There are none of the calls to positive thinking and psychobabble that are usually in a self-help book. This is a pragmatic look at marriage as a study in resource allocation, applying economic concepts to the domestic front.

Surprisingly, for a book based on economics, Spousonomics opens with an example about sex - or rather, the perennial marital problem of not being in the mood. What you need, the authors contend, as creepy as it might sound, is 'an economist in the bedroom' lecturing you on such concepts as 'active decision-making' and 'asymmetric information'.

Much of Spousonomics is based on behavioural economics, which looks at how psychological factors influence economic decisions. The first chapter deals with a topic after my own heart and one I suspect will speak to most married couples: 'Division of Labour'. The next, 'Loss Aversion', deals with fights, and so forth.
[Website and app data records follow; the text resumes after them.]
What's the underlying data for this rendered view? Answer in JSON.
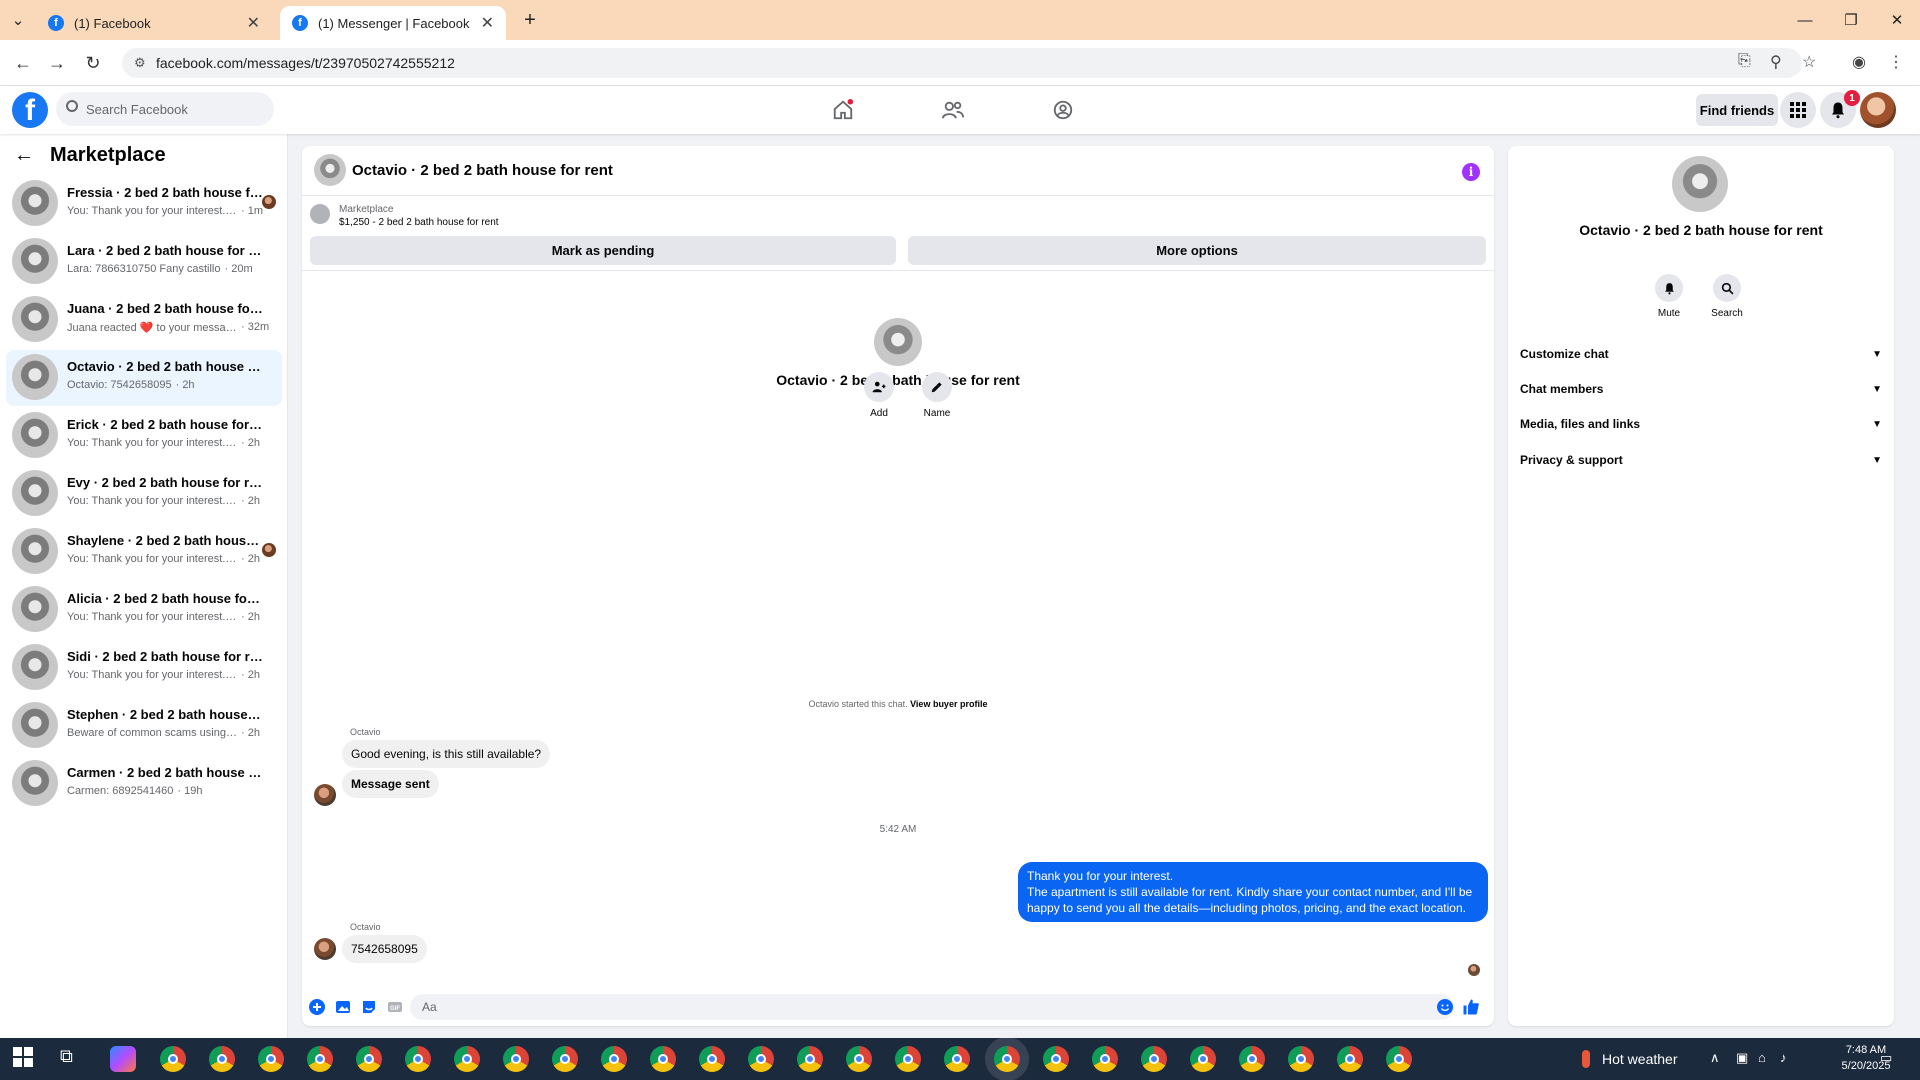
{
  "browser": {
    "tabs": [
      {
        "title": "(1) Facebook",
        "active": false
      },
      {
        "title": "(1) Messenger | Facebook",
        "active": true
      }
    ],
    "url": "facebook.com/messages/t/23970502742555212"
  },
  "header": {
    "search_placeholder": "Search Facebook",
    "find_friends": "Find friends",
    "notification_count": "1",
    "brand_color": "#1877f2"
  },
  "sidebar": {
    "title": "Marketplace",
    "conversations": [
      {
        "name": "Fressia · 2 bed 2 bath house for ...",
        "preview": "You: Thank you for your interest. T...",
        "time": "· 1m",
        "read_receipt": true
      },
      {
        "name": "Lara · 2 bed 2 bath house for rent",
        "preview": "Lara: 7866310750 Fany castillo",
        "time": "· 20m"
      },
      {
        "name": "Juana · 2 bed 2 bath house for rent",
        "preview": "Juana reacted ❤️ to your message",
        "time": "· 32m"
      },
      {
        "name": "Octavio · 2 bed 2 bath house for r...",
        "preview": "Octavio: 7542658095",
        "time": "· 2h",
        "selected": true
      },
      {
        "name": "Erick · 2 bed 2 bath house for rent",
        "preview": "You: Thank you for your interest. The ...",
        "time": "· 2h"
      },
      {
        "name": "Evy · 2 bed 2 bath house for rent",
        "preview": "You: Thank you for your interest. The ...",
        "time": "· 2h"
      },
      {
        "name": "Shaylene · 2 bed 2 bath house f...",
        "preview": "You: Thank you for your interest. Th...",
        "time": "· 2h",
        "read_receipt": true
      },
      {
        "name": "Alicia · 2 bed 2 bath house for rent",
        "preview": "You: Thank you for your interest. The ...",
        "time": "· 2h"
      },
      {
        "name": "Sidi · 2 bed 2 bath house for rent",
        "preview": "You: Thank you for your interest. The ...",
        "time": "· 2h"
      },
      {
        "name": "Stephen · 2 bed 2 bath house for r...",
        "preview": "Beware of common scams using pay...",
        "time": "· 2h"
      },
      {
        "name": "Carmen · 2 bed 2 bath house for r...",
        "preview": "Carmen: 6892541460",
        "time": "· 19h"
      }
    ]
  },
  "chat": {
    "title": "Octavio · 2 bed 2 bath house for rent",
    "listing_source": "Marketplace",
    "listing_desc": "$1,250 - 2 bed 2 bath house for rent",
    "mark_pending": "Mark as pending",
    "more_options": "More options",
    "intro_name": "Octavio · 2 bed 2 bath house for rent",
    "add_label": "Add",
    "name_label": "Name",
    "started_text": "Octavio started this chat.",
    "view_profile": "View buyer profile",
    "messages": [
      {
        "sender": "Octavio",
        "text": "Good evening, is this still available?"
      },
      {
        "text": "Message sent"
      },
      {
        "timestamp": "5:42 AM"
      },
      {
        "outgoing_line1": "Thank you for your interest.",
        "outgoing_line2": "The apartment is still available for rent. Kindly share your contact number, and I'll be happy to send you all the details—including photos, pricing, and the exact location."
      },
      {
        "sender": "Octavio",
        "text": "7542658095"
      }
    ],
    "input_placeholder": "Aa",
    "outgoing_color": "#0b65f3"
  },
  "info_panel": {
    "title": "Octavio · 2 bed 2 bath house for rent",
    "mute": "Mute",
    "search": "Search",
    "sections": [
      "Customize chat",
      "Chat members",
      "Media, files and links",
      "Privacy & support"
    ]
  },
  "taskbar": {
    "weather": "Hot weather",
    "time": "7:48 AM",
    "date": "5/20/2025"
  }
}
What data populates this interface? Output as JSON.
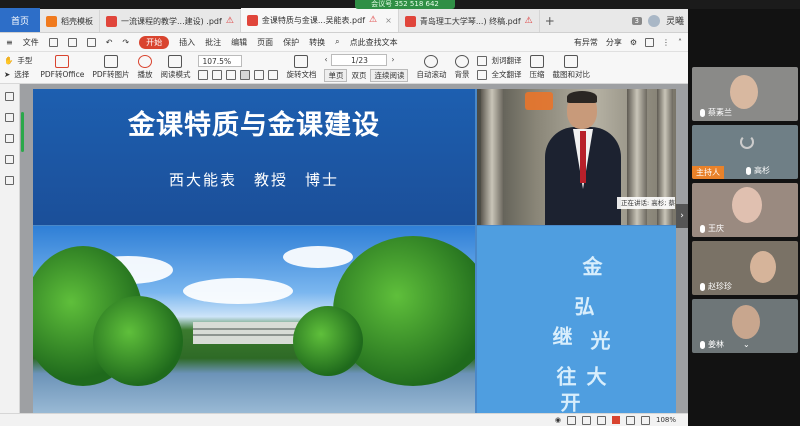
{
  "meeting": {
    "banner": "会议号 352 518 642"
  },
  "tabs": {
    "home": "首页",
    "items": [
      {
        "label": "稻壳模板",
        "icon": "docer-icon",
        "color": "#f07a1e"
      },
      {
        "label": "一流课程的教学...建设) .pdf",
        "icon": "pdf-icon",
        "color": "#e0453b",
        "warn": ""
      },
      {
        "label": "金课特质与金课...吴能表.pdf",
        "icon": "pdf-icon",
        "color": "#e0453b",
        "warn": "⚠",
        "close": "×"
      },
      {
        "label": "青岛理工大学琴...) 终稿.pdf",
        "icon": "pdf-icon",
        "color": "#e0453b",
        "warn": "⚠"
      }
    ],
    "add": "+",
    "count": "3",
    "user": "灵曦"
  },
  "menubar": {
    "file": "文件",
    "items": [
      "开始",
      "插入",
      "批注",
      "编辑",
      "页面",
      "保护",
      "转换"
    ],
    "search": "点此查找文本",
    "abnormal": "有异常",
    "share": "分享"
  },
  "toolbar": {
    "hand": "手型",
    "select": "选择",
    "pdf_office": "PDF转Office",
    "pdf_image": "PDF转图片",
    "play": "播放",
    "read_mode": "阅读模式",
    "zoom": "107.5%",
    "page": "1/23",
    "rotate": "旋转文档",
    "single": "单页",
    "double": "双页",
    "continuous": "连续阅读",
    "auto_scroll": "自动滚动",
    "background": "背景",
    "word_translate": "划词翻译",
    "full_translate": "全文翻译",
    "compress": "压缩",
    "screenshot": "截图和对比"
  },
  "slide": {
    "title": "金课特质与金课建设",
    "author": "西大能表　教授　博士",
    "speaking": "正在讲话: 高杉; 蔡素",
    "calligraphy": [
      "金",
      "弘",
      "光",
      "大",
      "继",
      "往",
      "开"
    ]
  },
  "statusbar": {
    "zoom": "108%"
  },
  "participants": [
    {
      "name": "蔡素兰",
      "bg": "#8a8a88",
      "face": "#d8b8a0"
    },
    {
      "name": "高杉",
      "bg": "#6f7f86",
      "face": "#c9a890",
      "host": "主持人"
    },
    {
      "name": "王庆",
      "bg": "#9a8a80",
      "face": "#e0c0b0"
    },
    {
      "name": "赵珍珍",
      "bg": "#7a7266",
      "face": "#d6b49a"
    },
    {
      "name": "姜林",
      "bg": "#6e7678",
      "face": "#c8a68e"
    }
  ]
}
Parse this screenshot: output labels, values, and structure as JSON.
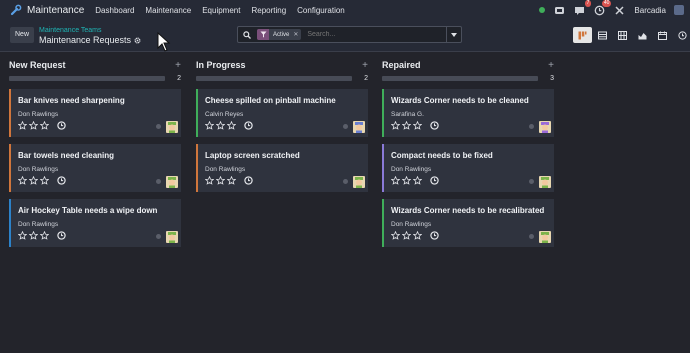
{
  "navbar": {
    "app_name": "Maintenance",
    "menu": [
      "Dashboard",
      "Maintenance",
      "Equipment",
      "Reporting",
      "Configuration"
    ],
    "chat_badge": "7",
    "activity_badge": "40",
    "company": "Barcadia"
  },
  "control_panel": {
    "new_label": "New",
    "breadcrumb_parent": "Maintenance Teams",
    "breadcrumb_current": "Maintenance Requests",
    "facet_label": "Active",
    "search_placeholder": "Search..."
  },
  "colors": {
    "accent_teal": "#1fb4b4",
    "filter_purple": "#7a4f7a",
    "orange": "#d0763c",
    "blue": "#2c82c9",
    "green": "#3fae5a",
    "purple": "#8a7ad8"
  },
  "columns": [
    {
      "title": "New Request",
      "count": "2",
      "cards": [
        {
          "title": "Bar knives need sharpening",
          "assignee": "Don Rawlings",
          "avatar": "don",
          "color": "#d0763c"
        },
        {
          "title": "Bar towels need cleaning",
          "assignee": "Don Rawlings",
          "avatar": "don",
          "color": "#d0763c"
        },
        {
          "title": "Air Hockey Table needs a wipe down",
          "assignee": "Don Rawlings",
          "avatar": "don",
          "color": "#2c82c9"
        }
      ]
    },
    {
      "title": "In Progress",
      "count": "2",
      "cards": [
        {
          "title": "Cheese spilled on pinball machine",
          "assignee": "Calvin Reyes",
          "avatar": "calvin",
          "color": "#3fae5a"
        },
        {
          "title": "Laptop screen scratched",
          "assignee": "Don Rawlings",
          "avatar": "don",
          "color": "#d0763c"
        }
      ]
    },
    {
      "title": "Repaired",
      "count": "3",
      "cards": [
        {
          "title": "Wizards Corner needs to be cleaned",
          "assignee": "Sarafina G.",
          "avatar": "sarafina",
          "color": "#3fae5a"
        },
        {
          "title": "Compact needs to be fixed",
          "assignee": "Don Rawlings",
          "avatar": "don",
          "color": "#8a7ad8"
        },
        {
          "title": "Wizards Corner needs to be recalibrated",
          "assignee": "Don Rawlings",
          "avatar": "don",
          "color": "#3fae5a"
        }
      ]
    }
  ]
}
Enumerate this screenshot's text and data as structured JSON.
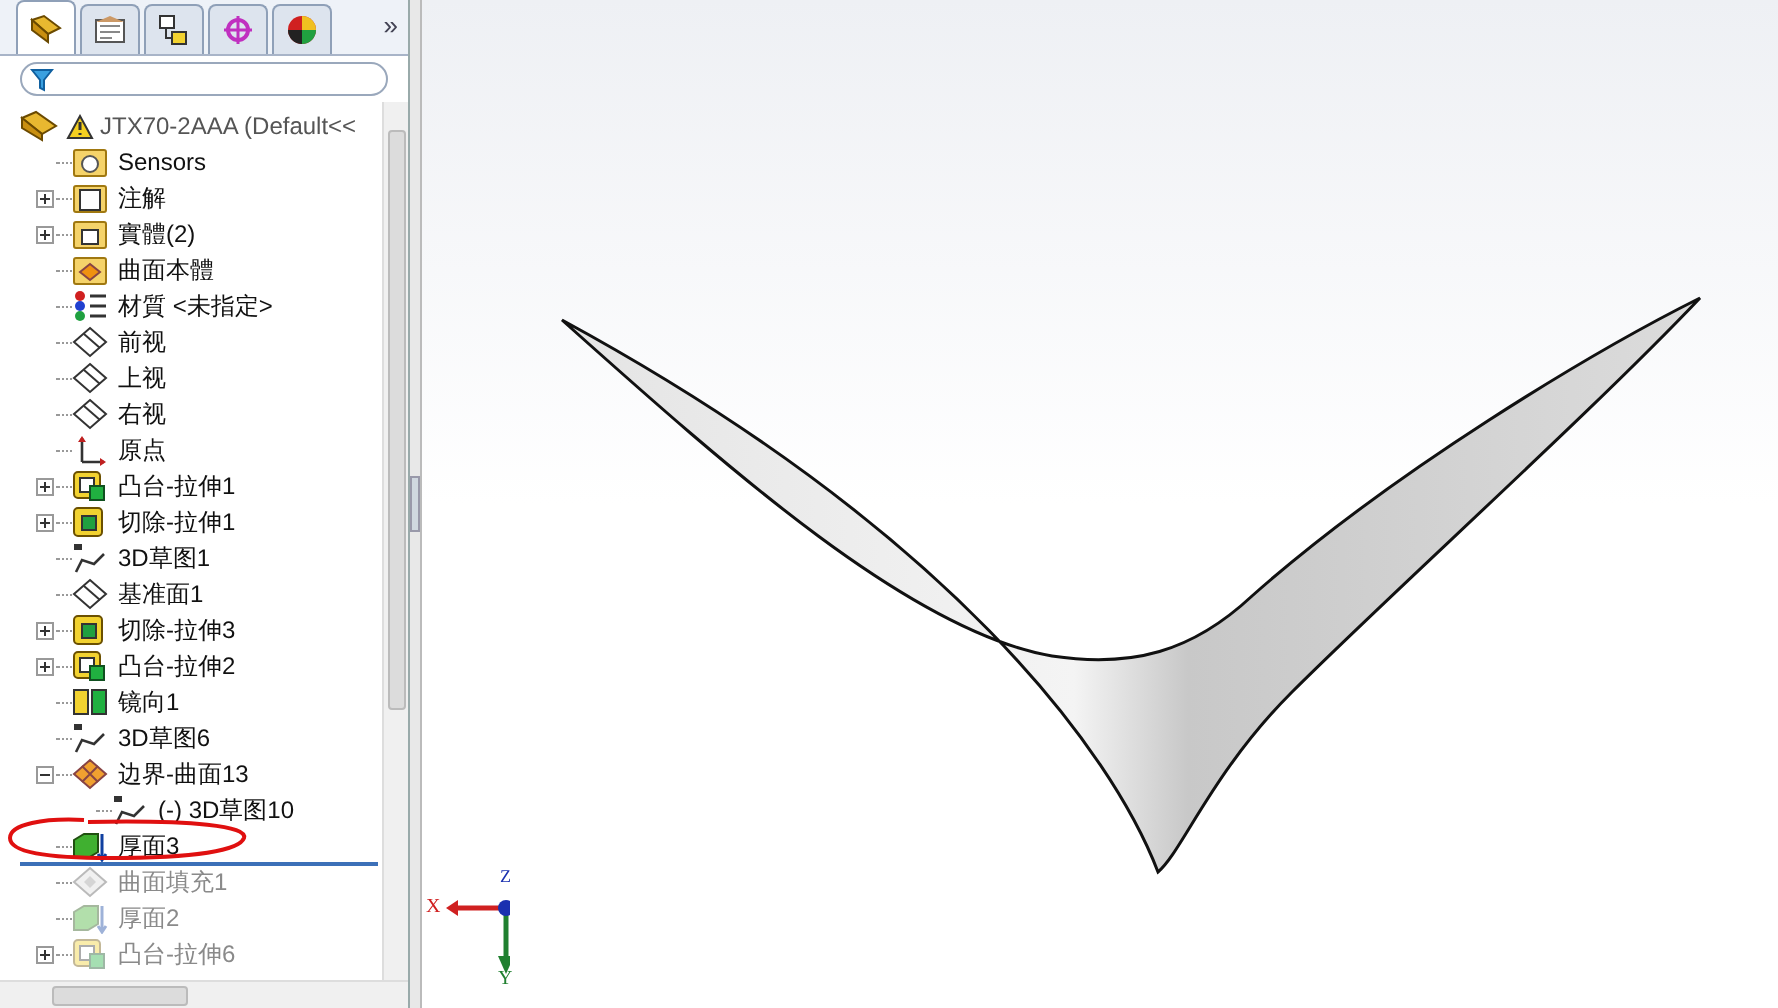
{
  "panel": {
    "tabs": [
      {
        "kind": "feature",
        "selected": true
      },
      {
        "kind": "property",
        "selected": false
      },
      {
        "kind": "config",
        "selected": false
      },
      {
        "kind": "dimxpert",
        "selected": false
      },
      {
        "kind": "display",
        "selected": false
      }
    ],
    "more": "»",
    "root": {
      "label": "JTX70-2AAA  (Default<<"
    },
    "items": [
      {
        "label": "Sensors",
        "kind": "sensors",
        "rolled_back": false
      },
      {
        "label": "注解",
        "kind": "annotation",
        "expanded": false,
        "rolled_back": false
      },
      {
        "label": "實體(2)",
        "kind": "solid",
        "expanded": false,
        "rolled_back": false
      },
      {
        "label": "曲面本體",
        "kind": "surfacebody",
        "rolled_back": false
      },
      {
        "label": "材質 <未指定>",
        "kind": "material",
        "rolled_back": false
      },
      {
        "label": "前视",
        "kind": "plane",
        "rolled_back": false
      },
      {
        "label": "上视",
        "kind": "plane",
        "rolled_back": false
      },
      {
        "label": "右视",
        "kind": "plane",
        "rolled_back": false
      },
      {
        "label": "原点",
        "kind": "origin",
        "rolled_back": false
      },
      {
        "label": "凸台-拉伸1",
        "kind": "boss",
        "expanded": false,
        "rolled_back": false
      },
      {
        "label": "切除-拉伸1",
        "kind": "cut",
        "expanded": false,
        "rolled_back": false
      },
      {
        "label": "3D草图1",
        "kind": "sketch3d",
        "rolled_back": false
      },
      {
        "label": "基准面1",
        "kind": "plane",
        "rolled_back": false
      },
      {
        "label": "切除-拉伸3",
        "kind": "cut",
        "expanded": false,
        "rolled_back": false
      },
      {
        "label": "凸台-拉伸2",
        "kind": "boss",
        "expanded": false,
        "rolled_back": false
      },
      {
        "label": "镜向1",
        "kind": "mirror",
        "rolled_back": false
      },
      {
        "label": "3D草图6",
        "kind": "sketch3d",
        "rolled_back": false
      },
      {
        "label": "边界-曲面13",
        "kind": "boundary",
        "expanded": true,
        "rolled_back": false,
        "children": [
          {
            "label": "(-) 3D草图10",
            "kind": "sketch3d",
            "rolled_back": false
          }
        ]
      },
      {
        "label": "厚面3",
        "kind": "thicken",
        "rolled_back": false
      },
      {
        "label": "曲面填充1",
        "kind": "fill",
        "rolled_back": true
      },
      {
        "label": "厚面2",
        "kind": "thicken",
        "rolled_back": true
      },
      {
        "label": "凸台-拉伸6",
        "kind": "boss",
        "expanded": false,
        "rolled_back": true
      }
    ]
  },
  "viewport": {
    "triad": {
      "x": "X",
      "y": "Y",
      "z": "Z"
    }
  }
}
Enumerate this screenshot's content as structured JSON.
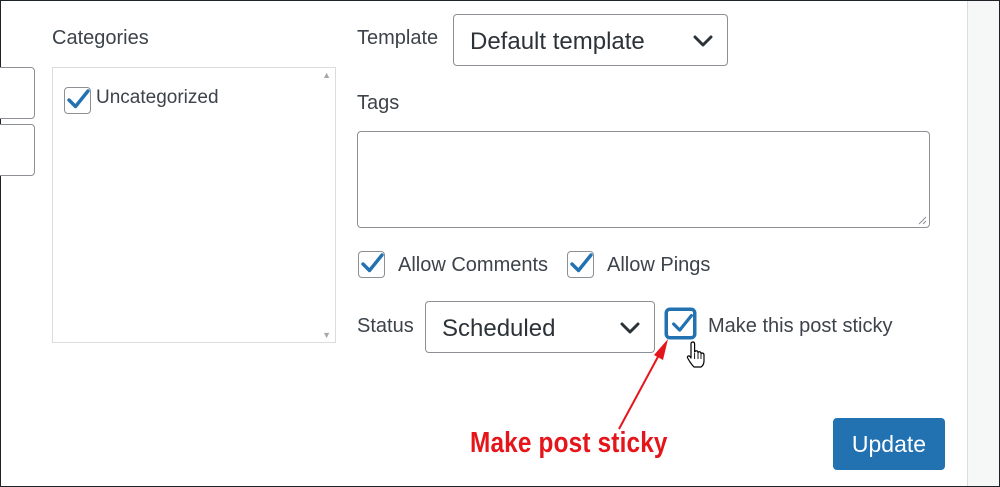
{
  "categories": {
    "heading": "Categories",
    "items": [
      {
        "label": "Uncategorized",
        "checked": true
      }
    ]
  },
  "template": {
    "label": "Template",
    "selected": "Default template"
  },
  "tags": {
    "label": "Tags",
    "value": ""
  },
  "discussion": {
    "allow_comments": {
      "label": "Allow Comments",
      "checked": true
    },
    "allow_pings": {
      "label": "Allow Pings",
      "checked": true
    }
  },
  "status": {
    "label": "Status",
    "selected": "Scheduled"
  },
  "sticky": {
    "label": "Make this post sticky",
    "checked": true
  },
  "update_button": {
    "label": "Update"
  },
  "annotation": {
    "text": "Make post sticky",
    "color": "#e5161b"
  },
  "colors": {
    "accent": "#2271b1",
    "annotation": "#e5161b"
  }
}
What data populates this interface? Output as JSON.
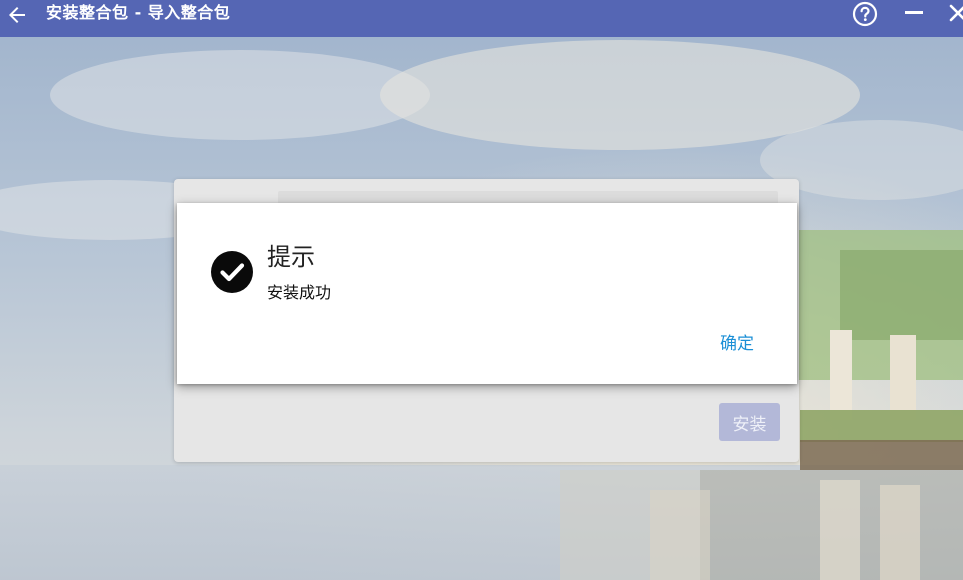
{
  "window": {
    "title": "安装整合包 - 导入整合包",
    "back_icon": "back-arrow-icon",
    "help_icon": "help-circle-icon",
    "minimize_icon": "minimize-icon",
    "close_icon": "close-icon"
  },
  "install_card": {
    "install_label": "安装"
  },
  "dialog": {
    "icon": "check-circle-icon",
    "title": "提示",
    "message": "安装成功",
    "confirm_label": "确定"
  },
  "colors": {
    "titlebar": "#5566b4",
    "accent_link": "#1b8fd6",
    "install_button_disabled": "#b3b8d8"
  }
}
The authors went about writing the book with a two-pronged approach - 'first economics, then love'. After boning up on their own economic fundamentals, they interviewed economists, a 'surprisingly romantic bunch', about how their research could be applied to marriage. They combined these insights with what they call their 'exhaustive, groundbreaking and very expensive marriage survey', followed by a tour talking to couples across the United States.

The real-life examples of the conflicts that crop up in marriages bring the book alive. I enjoyed the insights into what drew these people together as much as I was intrigued by the economics-based solutions to their travails. Even the drab image of the economist is enlivened by the odd peek into the softer, romantic side of such icons as Adam Smith and John Maynard Keynes. I'm a quiz junkie and enjoyed the 'Couples Confidence Index'.

The book uses up-to-date case studies and makes connections with recent economic crises such as the collapse of Lehman Brothers and the dotcom bubble. You can brush up on economic concepts while grasping essential tips on how to put your marriage in order.

Verdict: An engaging read with plenty of relatable examples and practical tips

Spousonomics: Using Economics to Master Love, Marriage and Dirty Dishes by Paula Szuchman and Jenny Anderson, Random House, HK$208 from paddyfield.com